Reproduce the listing in full, exactly as written, but without images.
:: Data section
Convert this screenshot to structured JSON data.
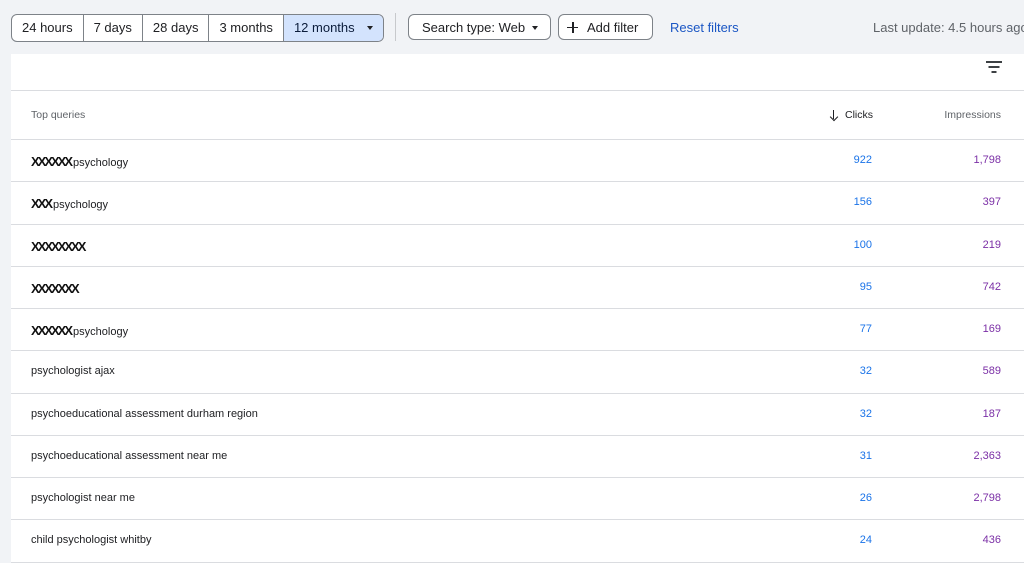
{
  "toolbar": {
    "date_ranges": [
      "24 hours",
      "7 days",
      "28 days",
      "3 months",
      "12 months"
    ],
    "search_type_label": "Search type: Web",
    "add_filter_label": "Add filter",
    "reset_filters_label": "Reset filters",
    "last_update": "Last update: 4.5 hours ago"
  },
  "table": {
    "headers": {
      "query": "Top queries",
      "clicks": "Clicks",
      "impressions": "Impressions"
    },
    "rows": [
      {
        "query_redacted": "XXXXXX",
        "query_text": "psychology",
        "clicks": "922",
        "impressions": "1,798"
      },
      {
        "query_redacted": "XXX",
        "query_text": "psychology",
        "clicks": "156",
        "impressions": "397"
      },
      {
        "query_redacted": "XXXXXXXX",
        "query_text": "",
        "clicks": "100",
        "impressions": "219"
      },
      {
        "query_redacted": "XXXXXXX",
        "query_text": "",
        "clicks": "95",
        "impressions": "742"
      },
      {
        "query_redacted": "XXXXXX",
        "query_text": "psychology",
        "clicks": "77",
        "impressions": "169"
      },
      {
        "query_redacted": "",
        "query_text": "psychologist ajax",
        "clicks": "32",
        "impressions": "589"
      },
      {
        "query_redacted": "",
        "query_text": "psychoeducational assessment durham region",
        "clicks": "32",
        "impressions": "187"
      },
      {
        "query_redacted": "",
        "query_text": "psychoeducational assessment near me",
        "clicks": "31",
        "impressions": "2,363"
      },
      {
        "query_redacted": "",
        "query_text": "psychologist near me",
        "clicks": "26",
        "impressions": "2,798"
      },
      {
        "query_redacted": "",
        "query_text": "child psychologist whitby",
        "clicks": "24",
        "impressions": "436"
      }
    ]
  },
  "colors": {
    "selected_range_bg": "#d3e3fd",
    "link": "#1a56c4",
    "clicks": "#1a73e8",
    "impressions": "#7b2fa6"
  }
}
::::
» Response to this task:
Convert this screenshot to structured JSON data.
{
  "toolbar": {
    "date_ranges": [
      "24 hours",
      "7 days",
      "28 days",
      "3 months",
      "12 months"
    ],
    "search_type_label": "Search type: Web",
    "add_filter_label": "Add filter",
    "reset_filters_label": "Reset filters",
    "last_update": "Last update: 4.5 hours ago"
  },
  "table": {
    "headers": {
      "query": "Top queries",
      "clicks": "Clicks",
      "impressions": "Impressions"
    },
    "rows": [
      {
        "query_redacted": "XXXXXX",
        "query_text": "psychology",
        "clicks": "922",
        "impressions": "1,798"
      },
      {
        "query_redacted": "XXX",
        "query_text": "psychology",
        "clicks": "156",
        "impressions": "397"
      },
      {
        "query_redacted": "XXXXXXXX",
        "query_text": "",
        "clicks": "100",
        "impressions": "219"
      },
      {
        "query_redacted": "XXXXXXX",
        "query_text": "",
        "clicks": "95",
        "impressions": "742"
      },
      {
        "query_redacted": "XXXXXX",
        "query_text": "psychology",
        "clicks": "77",
        "impressions": "169"
      },
      {
        "query_redacted": "",
        "query_text": "psychologist ajax",
        "clicks": "32",
        "impressions": "589"
      },
      {
        "query_redacted": "",
        "query_text": "psychoeducational assessment durham region",
        "clicks": "32",
        "impressions": "187"
      },
      {
        "query_redacted": "",
        "query_text": "psychoeducational assessment near me",
        "clicks": "31",
        "impressions": "2,363"
      },
      {
        "query_redacted": "",
        "query_text": "psychologist near me",
        "clicks": "26",
        "impressions": "2,798"
      },
      {
        "query_redacted": "",
        "query_text": "child psychologist whitby",
        "clicks": "24",
        "impressions": "436"
      }
    ]
  },
  "colors": {
    "selected_range_bg": "#d3e3fd",
    "link": "#1a56c4",
    "clicks": "#1a73e8",
    "impressions": "#7b2fa6"
  }
}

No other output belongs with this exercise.